With only 22 tracks there is going to be so much missing and the track which I feel the absence of on this compilation is their UK only hit “The Night” (UK#7 in 1975). In the early 70’s the band signed to Motown with fairly disastrous commercial results. Berry Gordy put them on his subsidiary Mo-West label which was set up to branch out with more rock orientated act when the band, with their brand of blue-eyed soul could have been very much at home on the main Motown label. Mo-West wasn’t such a great priority and the albums recorded for them (although history has seen them critically well-received) did not sell. “The Night” however found its way to the UK charts via the Northern Soul clubs who pounced on its rarity and forced a commercial release. This is a superb track and is available on other compilations.
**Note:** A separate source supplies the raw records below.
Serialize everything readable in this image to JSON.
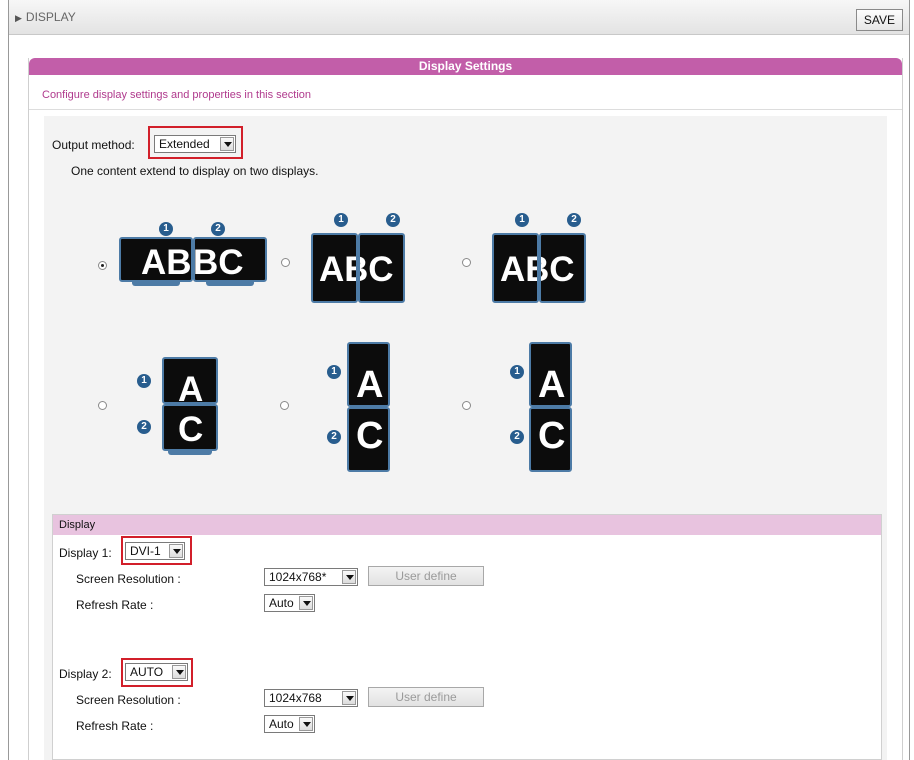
{
  "header": {
    "breadcrumb": "DISPLAY",
    "save_label": "SAVE"
  },
  "panel": {
    "title": "Display Settings",
    "description": "Configure display settings and properties in this section"
  },
  "output": {
    "label": "Output method:",
    "value": "Extended",
    "description": "One content extend to display on two displays."
  },
  "layouts": {
    "letters_a": "A",
    "letters_b": "B",
    "letters_c": "C",
    "letters_ab": "AB",
    "letters_bc": "BC",
    "badge1": "1",
    "badge2": "2",
    "selected_index": 0
  },
  "display_section": {
    "title": "Display",
    "display1": {
      "label": "Display 1:",
      "output": "DVI-1",
      "resolution_label": "Screen Resolution :",
      "resolution": "1024x768*",
      "user_define": "User define",
      "refresh_label": "Refresh Rate :",
      "refresh": "Auto"
    },
    "display2": {
      "label": "Display 2:",
      "output": "AUTO",
      "resolution_label": "Screen Resolution :",
      "resolution": "1024x768",
      "user_define": "User define",
      "refresh_label": "Refresh Rate :",
      "refresh": "Auto"
    }
  },
  "colors": {
    "accent": "#c25ea9",
    "highlight": "#d21f2a",
    "monitor_border": "#4d7ba6"
  }
}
Perhaps the Four Seasons are unusual a band in that we do not really need to delve too deeply into their studio albums. For the early part of their career albums were just a couple of singles padded out with other tracks which were hardly essential. The only album that wasn’t a hits compilation that charted during this time in the UK was the debut “Sherry” (#20 in 1963) and that has versions of tracks such “Yessir That’s My Baby” and “Can’t Give You Anything But My Love” which would have appealed more to the parents of the early fans. Their 1976 album “Who Loves You” charted but the best tracks are available on this and other compilations. The Motown albums might be worth considering and 1977’s “Helicon” as they are not chock-full of hit singles which you should already have. They even tried a “concept” album in 1969 “The Genuine Imitation Life Gazette” containing tracks such as “American Crucifixion” which sounds such a distance away from “Big Girls Don’t Cry” that I’ve never been tempted to experience it.
This compilation (Telstar 2320), which was known as “The Collection” is a perfect illustration of one of the great American vocal groups and the unique voice of its lead singer.
“The Greatest Hits” is currently available from Amazon in the UK for the bizarre price of £48.95 used from £6.98. It does not seem to be readily available in the US. In both markets other Greatest Hits compilations are available.